Informing Gwin’s view of therapy is the psychological orientation Psycho-synthesis. Developed by Roberto Assagioli in the early 1900’s, he conceived psycho-synthesis as a model for understanding how the human being integrates the many aspects of personality into increasing wholeness. As an existential psychology, psycho-synthesis allows opportunity for people to question and understand the nature of the healthy personality and to work toward one’s own highest good.
Some tools commonly used in psychosynthesis psychotherapy include:
“Subpersonalities” those patterns of experience, feelings, and behavior that have developed over time that we no longer even question or about which we no longer make conscious choices. Although we all have our own subpersonalities, we also generally don’t know much about them. The exploration of these often reduces internal conflict.
“Higher unconscious” described as our “higher potentials which seek to express themselves, but which we often repel and repress” (Assagioli, 1965, p.22). Work done with the higher unconscious is often hard to communicate. These are times when we sense deeper meaning in life, serenity, peace, even a connection with ourselves and others or the cosmos. A strong repression of our higher unconscious leads toward an uninspired life; conversely, an unrepressed higher unconscious can bring back natural joy and luminosity to your life.

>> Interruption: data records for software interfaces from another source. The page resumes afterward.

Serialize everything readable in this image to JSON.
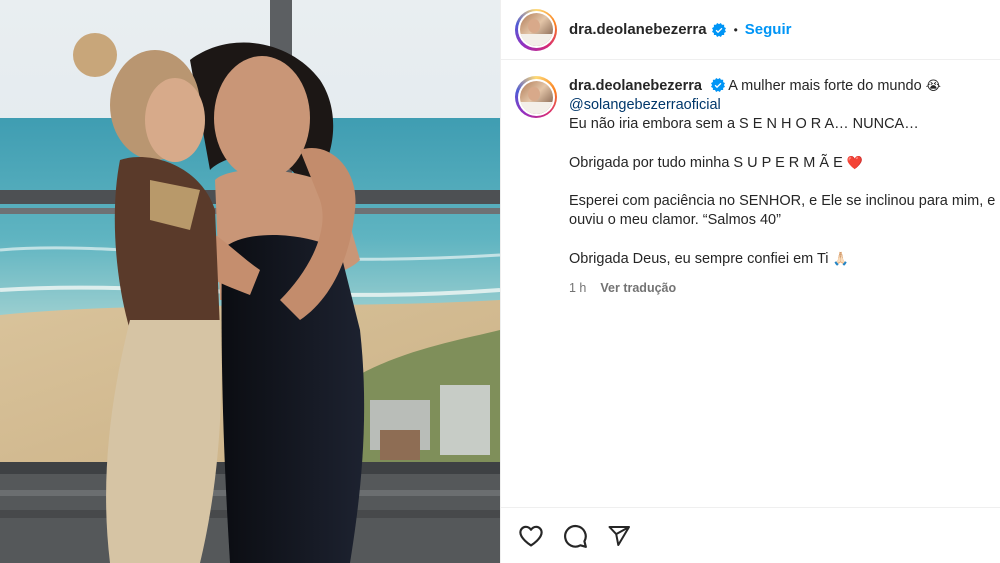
{
  "post": {
    "username": "dra.deolanebezerra",
    "follow_label": "Seguir",
    "dot": "•",
    "caption": {
      "username": "dra.deolanebezerra",
      "first_line": "A mulher mais forte do mundo",
      "first_line_emoji": "😭",
      "mention": "@solangebezerraoficial",
      "line2": "Eu não iria embora sem a S E N H O R A… NUNCA…",
      "line3": "Obrigada por tudo minha S U P E R M Ã E",
      "line3_emoji": "❤️",
      "line4a": "Esperei com paciência no SENHOR, e Ele se inclinou para mim, e",
      "line4b": "ouviu o meu clamor. “Salmos 40”",
      "line5": "Obrigada Deus, eu sempre confiei em Ti",
      "line5_emoji": "🙏🏻"
    },
    "time_ago": "1 h",
    "translate_label": "Ver tradução"
  },
  "icons": {
    "verified": "verified-badge-icon",
    "like": "heart-icon",
    "comment": "comment-icon",
    "share": "share-icon"
  },
  "colors": {
    "link_blue": "#0095f6",
    "mention": "#00376b",
    "verified": "#0095f6",
    "muted": "#737373"
  }
}
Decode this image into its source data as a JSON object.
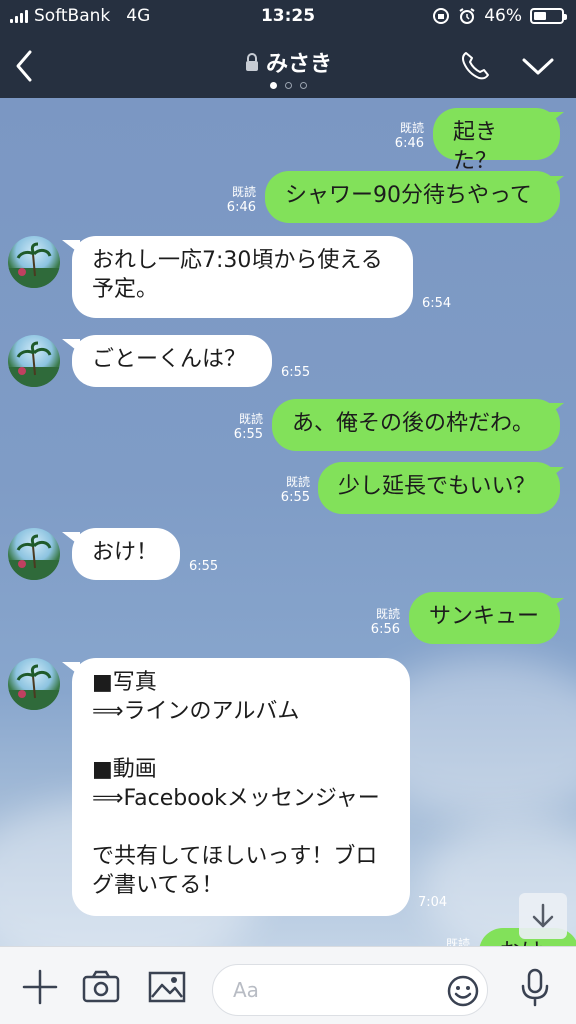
{
  "status_bar": {
    "carrier": "SoftBank",
    "network": "4G",
    "time": "13:25",
    "battery": "46%",
    "battery_level": 0.46
  },
  "header": {
    "title": "みさき",
    "page_dots": 3,
    "active_dot": 0
  },
  "messages": [
    {
      "dir": "out",
      "text": "起きた？",
      "read": "既読",
      "time": "6:46"
    },
    {
      "dir": "out",
      "text": "シャワー90分待ちやって",
      "read": "既読",
      "time": "6:46"
    },
    {
      "dir": "in",
      "text": "おれし一応7:30頃から使える\n予定。",
      "time": "6:54"
    },
    {
      "dir": "in",
      "text": "ごとーくんは？",
      "time": "6:55"
    },
    {
      "dir": "out",
      "text": "あ、俺その後の枠だわ。",
      "read": "既読",
      "time": "6:55"
    },
    {
      "dir": "out",
      "text": "少し延長でもいい？",
      "read": "既読",
      "time": "6:55"
    },
    {
      "dir": "in",
      "text": "おけ！",
      "time": "6:55"
    },
    {
      "dir": "out",
      "text": "サンキュー",
      "read": "既読",
      "time": "6:56"
    },
    {
      "dir": "in",
      "text": "■写真\n⟹ラインのアルバム\n\n■動画\n⟹Facebookメッセンジャー\n\nで共有してほしいっす！ブロ\nグ書いてる！",
      "time": "7:04"
    },
    {
      "dir": "out",
      "text": "おけ",
      "read": "既読",
      "time": ""
    }
  ],
  "input": {
    "placeholder": "Aa"
  },
  "icons": {
    "back": "chevron-left-icon",
    "lock": "lock-icon",
    "call": "phone-icon",
    "menu": "chevron-down-icon",
    "plus": "plus-icon",
    "camera": "camera-icon",
    "image": "image-icon",
    "emoji": "emoji-icon",
    "mic": "microphone-icon",
    "scroll": "arrow-down-icon"
  },
  "colors": {
    "header_bg": "#263040",
    "bubble_out": "#82e15a",
    "bubble_in": "#ffffff",
    "chat_bg": "#7d98c2"
  }
}
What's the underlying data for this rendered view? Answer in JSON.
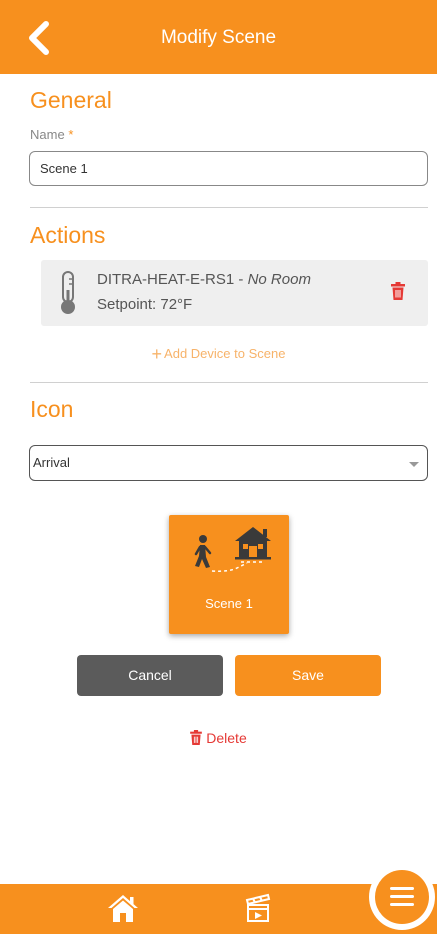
{
  "header": {
    "title": "Modify Scene",
    "back_icon": "chevron-left-icon"
  },
  "general": {
    "title": "General",
    "name_label": "Name",
    "required_mark": "*",
    "name_value": "Scene 1"
  },
  "actions": {
    "title": "Actions",
    "devices": [
      {
        "name": "DITRA-HEAT-E-RS1",
        "separator": " - ",
        "room": "No Room",
        "setpoint": "Setpoint: 72°F",
        "icon": "thermometer-icon"
      }
    ],
    "add_device_label": "Add Device to Scene"
  },
  "icon_section": {
    "title": "Icon",
    "selected": "Arrival"
  },
  "preview": {
    "label": "Scene 1",
    "icon": "arrival-icon"
  },
  "buttons": {
    "cancel": "Cancel",
    "save": "Save",
    "delete": "Delete"
  },
  "colors": {
    "accent": "#f7901e",
    "danger": "#e53935",
    "card_bg": "#efefef",
    "cancel_bg": "#5b5b5b"
  },
  "footer": {
    "home_icon": "home-icon",
    "scenes_icon": "scenes-icon",
    "menu_icon": "menu-icon"
  }
}
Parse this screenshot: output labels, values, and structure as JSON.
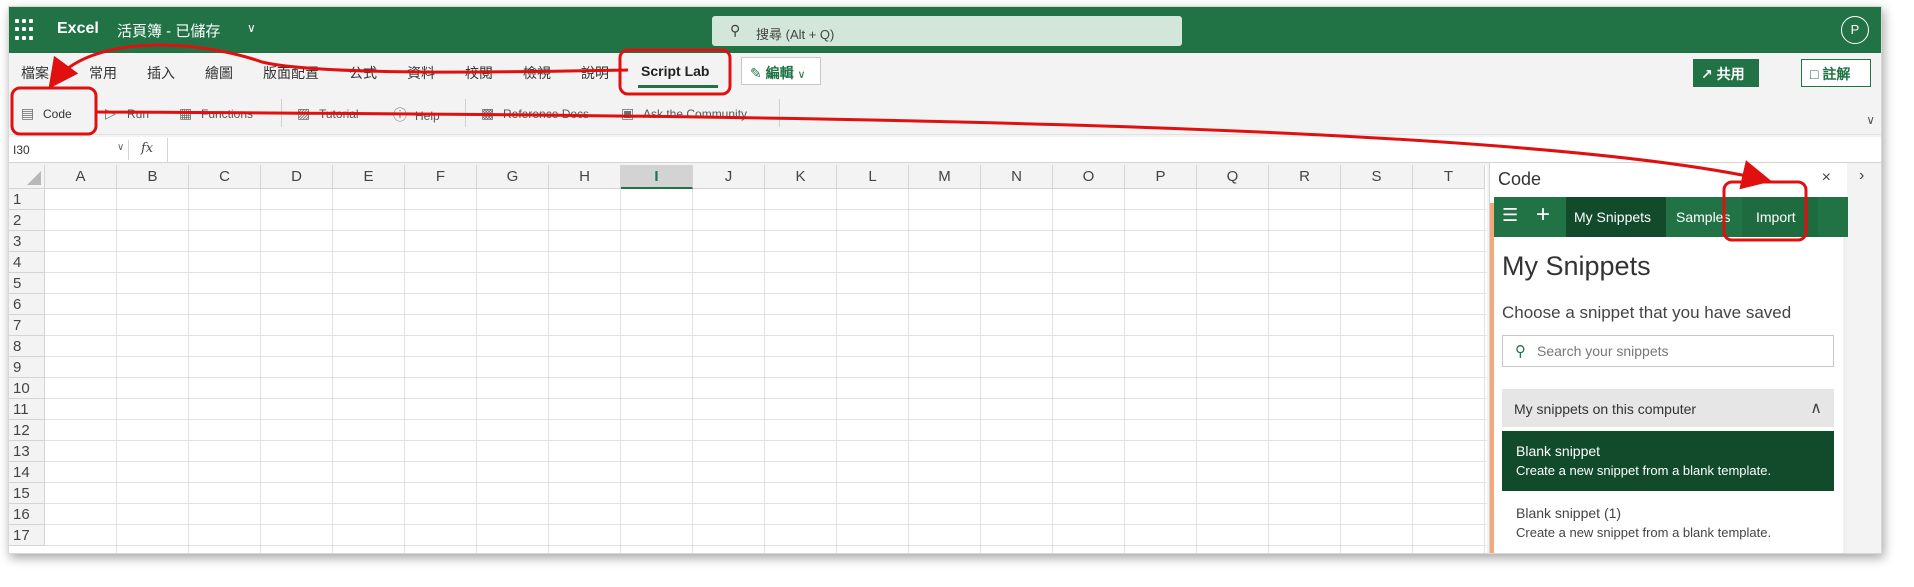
{
  "titlebar": {
    "app_name": "Excel",
    "doc_name": "活頁簿 - 已儲存",
    "search_placeholder": "搜尋 (Alt + Q)",
    "avatar_initial": "P"
  },
  "ribbon_tabs": {
    "file": "檔案",
    "home": "常用",
    "insert": "插入",
    "draw": "繪圖",
    "page_layout": "版面配置",
    "formulas": "公式",
    "data": "資料",
    "review": "校閱",
    "view": "檢視",
    "help": "說明",
    "script_lab": "Script Lab",
    "edit": "編輯",
    "share": "共用",
    "comments": "註解"
  },
  "ribbon_commands": {
    "code": "Code",
    "run": "Run",
    "functions": "Functions",
    "tutorial": "Tutorial",
    "help": "Help",
    "reference_docs": "Reference Docs",
    "ask_community": "Ask the Community"
  },
  "formula_bar": {
    "name_box": "I30",
    "fx": "fx",
    "formula": ""
  },
  "grid": {
    "columns": [
      "A",
      "B",
      "C",
      "D",
      "E",
      "F",
      "G",
      "H",
      "I",
      "J",
      "K",
      "L",
      "M",
      "N",
      "O",
      "P",
      "Q",
      "R",
      "S",
      "T"
    ],
    "selected_column": "I",
    "rows": [
      "1",
      "2",
      "3",
      "4",
      "5",
      "6",
      "7",
      "8",
      "9",
      "10",
      "11",
      "12",
      "13",
      "14",
      "15",
      "16",
      "17"
    ]
  },
  "task_pane": {
    "title": "Code",
    "close": "×",
    "tabs": {
      "my_snippets": "My Snippets",
      "samples": "Samples",
      "import": "Import"
    },
    "heading": "My Snippets",
    "subheading": "Choose a snippet that you have saved",
    "search_placeholder": "Search your snippets",
    "group_title": "My snippets on this computer",
    "snippets": [
      {
        "title": "Blank snippet",
        "desc": "Create a new snippet from a blank template."
      },
      {
        "title": "Blank snippet (1)",
        "desc": "Create a new snippet from a blank template."
      }
    ]
  },
  "icons": {
    "app_launcher": "waffle-icon",
    "search": "search-icon",
    "pencil": "pencil-icon",
    "share": "share-icon",
    "comment": "comment-icon",
    "menu": "hamburger-icon",
    "add": "plus-icon",
    "collapse": "chevron-up-icon"
  },
  "colors": {
    "excel_green": "#217346",
    "dark_green": "#124b2b",
    "annotation_red": "#e01010"
  }
}
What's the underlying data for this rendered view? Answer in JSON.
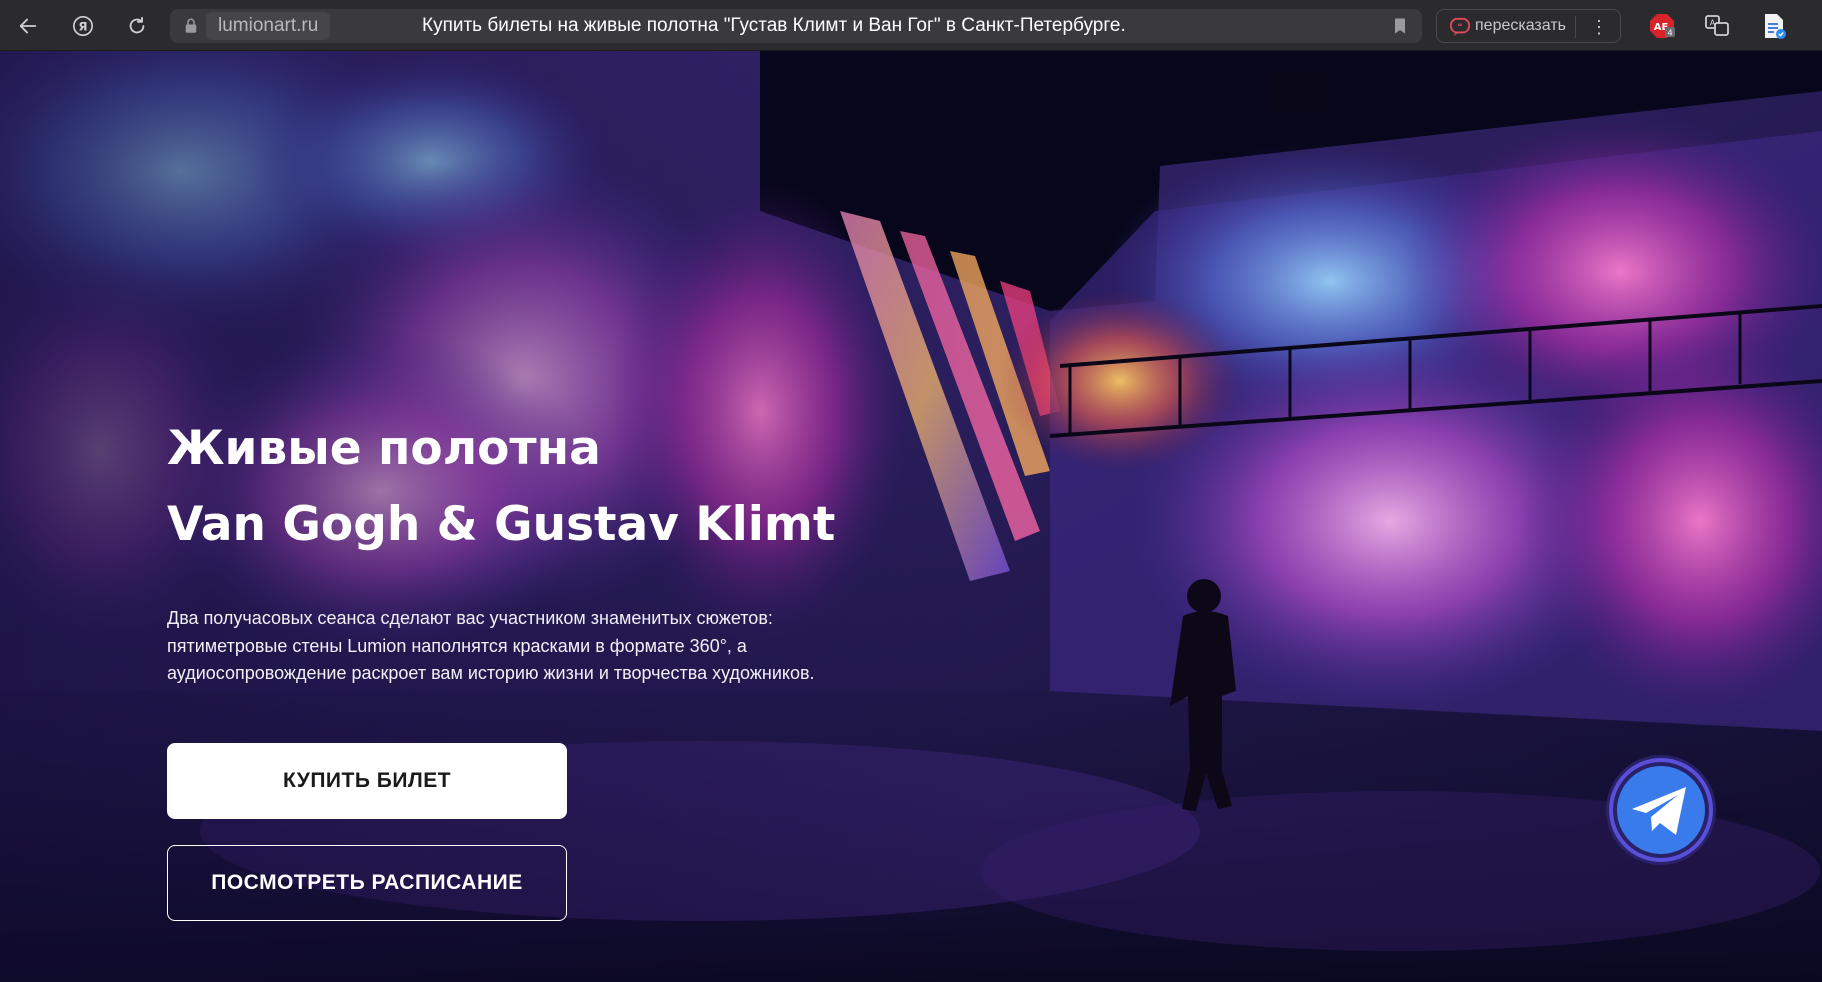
{
  "browser": {
    "domain": "lumionart.ru",
    "title": "Купить билеты на живые полотна \"Густав Климт и Ван Гог\" в Санкт-Петербурге.",
    "retell_label": "пересказать",
    "icons": [
      "back-arrow-icon",
      "yandex-logo-icon",
      "reload-icon",
      "lock-icon",
      "bookmark-icon",
      "retell-icon",
      "kebab-menu-icon",
      "adblock-extension-icon",
      "translate-extension-icon",
      "document-extension-icon"
    ],
    "extension_badge": "4"
  },
  "hero": {
    "title_line1": "Живые полотна",
    "title_line2": "Van Gogh & Gustav Klimt",
    "description": "Два получасовых сеанса сделают вас участником знаменитых сюжетов: пятиметровые стены Lumion наполнятся красками в формате 360°, а аудиосопровождение раскроет вам историю жизни и творчества художников.",
    "buy_button": "КУПИТЬ БИЛЕТ",
    "schedule_button": "ПОСМОТРЕТЬ РАСПИСАНИЕ"
  },
  "colors": {
    "browser_bar": "#2b2b2e",
    "telegram_blue": "#3a7bec",
    "telegram_ring": "#5a4fd8",
    "button_white": "#ffffff"
  }
}
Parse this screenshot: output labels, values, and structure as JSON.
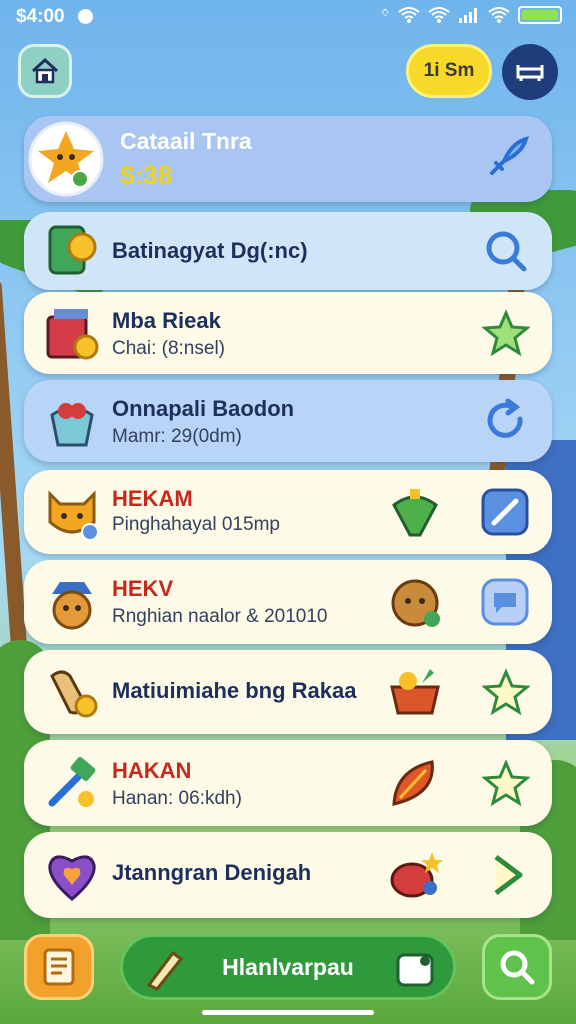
{
  "status": {
    "time": "$4:00"
  },
  "top": {
    "coins_label": "1i Sm"
  },
  "header_card": {
    "title": "Cataail Tnra",
    "value": "$:38",
    "value_color": "#f0d21a"
  },
  "cards": [
    {
      "title": "Batinagyat Dg(:nc)",
      "subtitle": ""
    },
    {
      "title": "Mba Rieak",
      "subtitle": "Chai: (8:nsel)"
    },
    {
      "title": "Onnapali Baodon",
      "subtitle": "Mamr: 29(0dm)"
    },
    {
      "title": "HEKAM",
      "subtitle": "Pinghahayal 015mp"
    },
    {
      "title": "HEKV",
      "subtitle": "Rnghian naalor & 201010"
    },
    {
      "title": "Matiuimiahe bng Rakaa",
      "subtitle": ""
    },
    {
      "title": "HAKAN",
      "subtitle": "Hanan: 06:kdh)"
    },
    {
      "title": "Jtanngran Denigah",
      "subtitle": ""
    }
  ],
  "bottom": {
    "action_label": "Hlanlvarpau"
  },
  "icons": {
    "home": "home-icon",
    "menu": "sofa-icon",
    "notes": "notes-icon",
    "search": "search-icon",
    "pen": "pen-icon",
    "photo": "photo-icon"
  },
  "colors": {
    "accent_red": "#c7281c",
    "title_navy": "#1f2f5c",
    "green": "#2f9a3b",
    "gold": "#f7d92a"
  }
}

“Self identification”a wonderful quote by Assagioli describes it best, “we are dominated by everything with which our self becomes identified. We can dominate and control everything from which we dis-identify ourselves.” In order to develop our personalities most effectively, we need a solid understanding and connection with our minds, feelings, and bodies. It is in this discovery that we develop a self identification so we can then also dis-identify and be freed of our trappings and obsessions.
“Will” in psychosynthesis we consider every choice or decision we make to be an act of will. Even when we don’t realize we made the choice, we have. It is this dynamic energy that we call will power – if we consciously connect with it, we have the ability to be and do whatever we wish. We talk about and teach six clear stages to engaging in an act of will.
Psycho-synthesis is more of an attitude than a particular set of tools. As such, people are free to incorporate other psychological orientations into the therapy process. Gwin also uses cognitive-behavioral, body movement, dynamic, object relations, and mindfulness techniques in therapy alongside psycho-synthesis.
Dr. Stewart does not accept patients unless referred to her by another counselor.
Please call 314.963.7711
for more information